What should you do about a burst pipe?

If they’re not dealt with right away, frozen pipes can burst, causing immense water damage in your home. In this emergency situation, the best thing to do is call your plumber. At Chas Roberts, we provide 24-hour emergency plumbing services for events such as burst pipes. Our professionals respond promptly to any size emergency, with no additional fee during off-hours.

While you wait for the plumber to arrive, you can minimize flooding and damage to your home by following these steps:

1.      Shut off the water

Shutting off the water in your home quickly is crucial in preventing further water damage and a larger mess. Your home should be equipped with a main water shutoff valve that is likely located on an exterior wall.

If you don’t know where your main water shutoff valve is located, take some time to look around the exterior of your home before an emergency happens. That way, you’ll be prepared to act fast and save your home from damage.

2.      Turn off electricity

Because of the risk of electrocution or fires, you should turn off your electricity if flooding has occurred. That way, you and your family will be safe as you wait for the plumber to arrive. Every home should have a circuit breaker or service panel that turns off power to the entire home. This may be located in the garage, or another space away from the main living area of the home.

3.      Locate the burst pipe

Locating the broken pipe can help you get to the root of the emergency, and take steps to stop or slow down the flooding yourself. If the pipe is under a sink or cabinet and can be easily accessed, you can attempt to stop the water with a towel or other methods.

While it can be difficult to locate the pipe burst, you can look for signs such as:

  • Damp spots on your wall
  • Pools of water on the floor
  • The sounds of water spraying or dripping

If you can’t locate the burst pipe, don’t worry—your plumber will be able to find it when they arrive.

4.      Remove as much water as you can

You should remove as much water as possible with mops, buckets, and towels to minimize damage. While doing so, you should also move any important belongings away from the flooded areas to a safe place away from the water.

5.      Call a water restoration company

Opening windows, using fans, and running a water vacuum over flooded areas may not completely remove water damage. Untreated moisture in your floors or walls creates the opportunity for mold and mildew to form and can negatively impact the health of everyone in your home. Only a licensed water restoration company has the experience and equipment necessary to remove all signs of water damage from your home.

How can frozen pipes be prevented?

Frozen pipes can be a potentially dangerous hassle, but the good news is they’re completely preventable. If you take the right steps, you can enjoy the peace of mind of knowing your pipes are safe from bursting, no matter how low the temperatures get.

Allow faucets to drip

Allowing your faucets to drip continuously when the weather is cold can prevent pipes from bursting.
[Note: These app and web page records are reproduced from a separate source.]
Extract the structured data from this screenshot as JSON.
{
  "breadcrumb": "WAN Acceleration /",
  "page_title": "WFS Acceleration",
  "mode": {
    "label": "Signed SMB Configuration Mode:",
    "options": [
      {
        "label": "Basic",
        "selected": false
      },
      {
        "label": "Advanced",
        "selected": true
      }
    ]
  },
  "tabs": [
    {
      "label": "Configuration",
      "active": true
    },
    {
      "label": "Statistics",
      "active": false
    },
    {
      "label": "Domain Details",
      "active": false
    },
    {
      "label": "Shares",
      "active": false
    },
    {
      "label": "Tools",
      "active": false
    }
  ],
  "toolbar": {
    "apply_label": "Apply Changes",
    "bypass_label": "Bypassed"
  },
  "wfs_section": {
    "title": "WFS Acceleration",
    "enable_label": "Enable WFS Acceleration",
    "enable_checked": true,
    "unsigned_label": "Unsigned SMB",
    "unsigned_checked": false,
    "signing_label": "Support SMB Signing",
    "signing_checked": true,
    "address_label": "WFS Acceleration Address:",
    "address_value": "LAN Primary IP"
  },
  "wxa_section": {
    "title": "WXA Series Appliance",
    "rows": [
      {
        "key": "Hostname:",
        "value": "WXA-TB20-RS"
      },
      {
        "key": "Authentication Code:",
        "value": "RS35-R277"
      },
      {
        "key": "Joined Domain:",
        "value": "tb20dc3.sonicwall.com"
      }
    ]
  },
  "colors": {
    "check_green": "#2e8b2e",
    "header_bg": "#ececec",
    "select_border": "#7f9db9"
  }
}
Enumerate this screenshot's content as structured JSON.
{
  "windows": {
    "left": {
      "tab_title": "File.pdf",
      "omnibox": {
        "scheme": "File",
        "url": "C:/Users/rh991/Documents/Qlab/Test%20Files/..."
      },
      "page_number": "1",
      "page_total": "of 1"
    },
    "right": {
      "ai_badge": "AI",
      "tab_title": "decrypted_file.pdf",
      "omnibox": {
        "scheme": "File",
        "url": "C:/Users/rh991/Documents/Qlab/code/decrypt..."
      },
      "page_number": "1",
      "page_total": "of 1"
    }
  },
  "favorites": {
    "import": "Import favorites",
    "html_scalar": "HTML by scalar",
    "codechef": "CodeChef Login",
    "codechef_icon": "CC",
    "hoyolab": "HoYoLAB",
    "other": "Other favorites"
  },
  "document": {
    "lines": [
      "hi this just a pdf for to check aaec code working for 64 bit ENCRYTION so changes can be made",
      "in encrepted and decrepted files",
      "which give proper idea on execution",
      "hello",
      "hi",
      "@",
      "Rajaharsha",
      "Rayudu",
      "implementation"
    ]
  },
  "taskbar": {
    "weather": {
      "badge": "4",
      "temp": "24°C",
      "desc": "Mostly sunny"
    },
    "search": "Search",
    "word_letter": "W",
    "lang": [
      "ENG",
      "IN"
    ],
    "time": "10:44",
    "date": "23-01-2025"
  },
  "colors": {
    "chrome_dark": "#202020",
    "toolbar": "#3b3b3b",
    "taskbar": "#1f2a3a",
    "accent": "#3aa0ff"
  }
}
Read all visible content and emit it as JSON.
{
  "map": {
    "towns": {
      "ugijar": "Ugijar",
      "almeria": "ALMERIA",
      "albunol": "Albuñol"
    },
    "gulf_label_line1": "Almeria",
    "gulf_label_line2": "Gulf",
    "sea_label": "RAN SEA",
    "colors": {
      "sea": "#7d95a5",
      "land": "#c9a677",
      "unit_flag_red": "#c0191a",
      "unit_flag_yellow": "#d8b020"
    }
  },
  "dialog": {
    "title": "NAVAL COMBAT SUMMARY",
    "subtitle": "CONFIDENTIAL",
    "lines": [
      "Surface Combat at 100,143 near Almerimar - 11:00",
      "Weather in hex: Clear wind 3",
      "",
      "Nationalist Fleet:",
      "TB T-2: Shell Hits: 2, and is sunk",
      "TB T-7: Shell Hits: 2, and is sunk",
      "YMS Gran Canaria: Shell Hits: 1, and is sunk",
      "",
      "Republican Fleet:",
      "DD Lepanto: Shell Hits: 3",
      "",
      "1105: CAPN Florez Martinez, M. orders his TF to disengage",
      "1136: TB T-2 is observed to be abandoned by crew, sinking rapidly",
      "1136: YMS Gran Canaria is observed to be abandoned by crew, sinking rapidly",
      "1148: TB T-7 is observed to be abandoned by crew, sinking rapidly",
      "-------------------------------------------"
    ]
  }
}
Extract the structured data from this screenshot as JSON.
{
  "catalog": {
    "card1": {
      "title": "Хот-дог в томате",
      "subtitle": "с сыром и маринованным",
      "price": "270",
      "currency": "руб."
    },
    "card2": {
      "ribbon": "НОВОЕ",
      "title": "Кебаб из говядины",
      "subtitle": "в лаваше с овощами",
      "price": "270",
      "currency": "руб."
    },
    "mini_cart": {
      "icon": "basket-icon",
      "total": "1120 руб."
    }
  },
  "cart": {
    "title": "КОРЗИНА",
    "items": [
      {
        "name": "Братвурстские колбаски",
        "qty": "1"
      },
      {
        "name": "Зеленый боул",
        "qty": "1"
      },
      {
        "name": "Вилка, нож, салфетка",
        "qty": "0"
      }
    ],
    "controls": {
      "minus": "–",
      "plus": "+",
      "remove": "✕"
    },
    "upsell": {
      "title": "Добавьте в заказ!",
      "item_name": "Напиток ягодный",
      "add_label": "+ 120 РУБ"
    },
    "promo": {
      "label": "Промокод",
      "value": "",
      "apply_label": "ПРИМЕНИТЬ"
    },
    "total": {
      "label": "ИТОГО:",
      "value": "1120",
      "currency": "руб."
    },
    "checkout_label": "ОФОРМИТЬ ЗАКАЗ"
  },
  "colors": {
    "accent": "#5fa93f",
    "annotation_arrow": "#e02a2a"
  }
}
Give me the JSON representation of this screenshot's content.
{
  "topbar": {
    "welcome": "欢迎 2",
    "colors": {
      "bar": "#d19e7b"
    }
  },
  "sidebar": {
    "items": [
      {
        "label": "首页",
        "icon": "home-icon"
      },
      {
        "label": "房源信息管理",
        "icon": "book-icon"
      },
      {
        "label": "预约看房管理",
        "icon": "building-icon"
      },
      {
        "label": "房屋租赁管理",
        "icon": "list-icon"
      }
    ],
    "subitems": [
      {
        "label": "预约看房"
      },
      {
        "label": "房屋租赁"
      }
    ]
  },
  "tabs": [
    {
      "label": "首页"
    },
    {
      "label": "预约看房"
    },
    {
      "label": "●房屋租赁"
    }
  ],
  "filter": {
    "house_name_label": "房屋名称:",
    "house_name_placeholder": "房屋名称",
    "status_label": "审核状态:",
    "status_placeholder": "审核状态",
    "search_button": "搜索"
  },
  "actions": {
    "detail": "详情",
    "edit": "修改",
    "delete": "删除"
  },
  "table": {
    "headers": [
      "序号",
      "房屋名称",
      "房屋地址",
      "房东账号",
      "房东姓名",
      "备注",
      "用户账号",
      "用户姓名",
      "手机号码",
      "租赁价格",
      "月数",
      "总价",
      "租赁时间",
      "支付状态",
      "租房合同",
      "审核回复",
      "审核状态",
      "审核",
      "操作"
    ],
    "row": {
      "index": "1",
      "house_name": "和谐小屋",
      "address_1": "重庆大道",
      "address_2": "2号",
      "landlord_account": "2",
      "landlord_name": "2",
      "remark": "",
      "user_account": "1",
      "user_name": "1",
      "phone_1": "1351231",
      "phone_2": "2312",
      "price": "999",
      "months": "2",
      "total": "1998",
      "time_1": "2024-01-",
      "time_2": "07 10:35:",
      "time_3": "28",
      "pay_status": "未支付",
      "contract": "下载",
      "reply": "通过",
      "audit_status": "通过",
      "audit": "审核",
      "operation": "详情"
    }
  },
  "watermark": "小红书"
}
A small flow of water every now and then for a short amount of time, will have little to no impact on your monthly water bill, and it will potentially save you from the costly plumbing emergency of burst pipes.

Keep the heat on

If you are going on vacation or will be away for an extended period of time, you should leave your thermostat above 55°. This will keep your home at a high enough temperature to prevent your pipes from bursting. Paying your heating bill will be immensely cheaper in the long run than paying for potentially catastrophic burst pipes.

Regular inspections

If you have your pipes inspected on a regular basis, a plumber can spot any potential problems before they become severe. For example, a plumber will notice if your pipes are vulnerable to freezing if your pipes are not adequately insulated or if leaks are occurring. At Chas Roberts, we specialize in comprehensive plumbing inspections and installations. If there’s a problem with your pipes, we’ll tell you—and we’ll fix it quickly and efficiently.

How Chas Roberts can help

The plumbing experts at Chas Roberts can help you conquer frozen pipes, or prevent them from freezing in the first place with a thorough inspection. Whatever your plumbing needs are, contact us today to get started.